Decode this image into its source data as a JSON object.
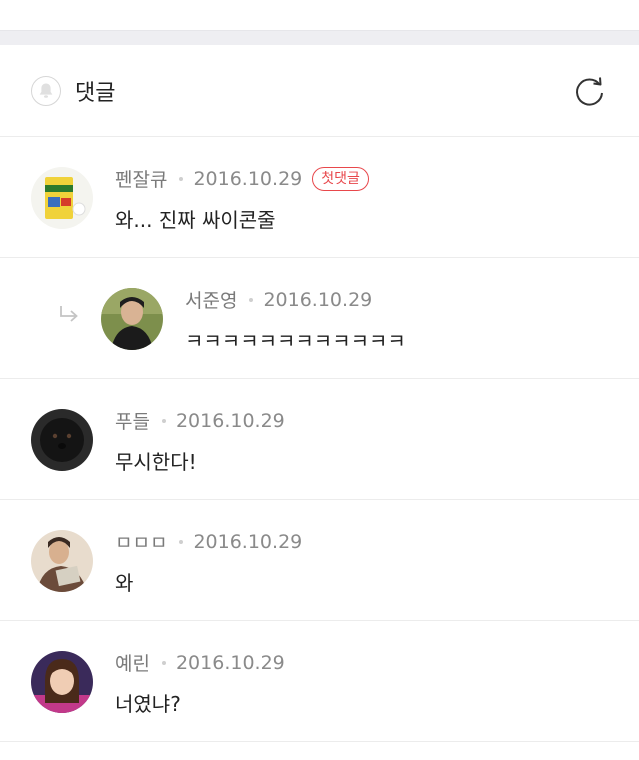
{
  "header": {
    "title": "댓글"
  },
  "comments": [
    {
      "author": "펜잘큐",
      "date": "2016.10.29",
      "badge": "첫댓글",
      "text": "와... 진짜 싸이콘줄",
      "reply": false
    },
    {
      "author": "서준영",
      "date": "2016.10.29",
      "text": "ㅋㅋㅋㅋㅋㅋㅋㅋㅋㅋㅋㅋ",
      "reply": true
    },
    {
      "author": "푸들",
      "date": "2016.10.29",
      "text": "무시한다!",
      "reply": false
    },
    {
      "author": "ㅁㅁㅁ",
      "date": "2016.10.29",
      "text": "와",
      "reply": false
    },
    {
      "author": "예린",
      "date": "2016.10.29",
      "text": "너였냐?",
      "reply": false
    }
  ],
  "colors": {
    "badge": "#e8474b",
    "separator": "#ececec",
    "band": "#eeeef2"
  },
  "icons": [
    "bell-icon",
    "refresh-icon",
    "reply-arrow-icon"
  ]
}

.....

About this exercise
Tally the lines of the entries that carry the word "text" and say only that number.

Response to the exercise
5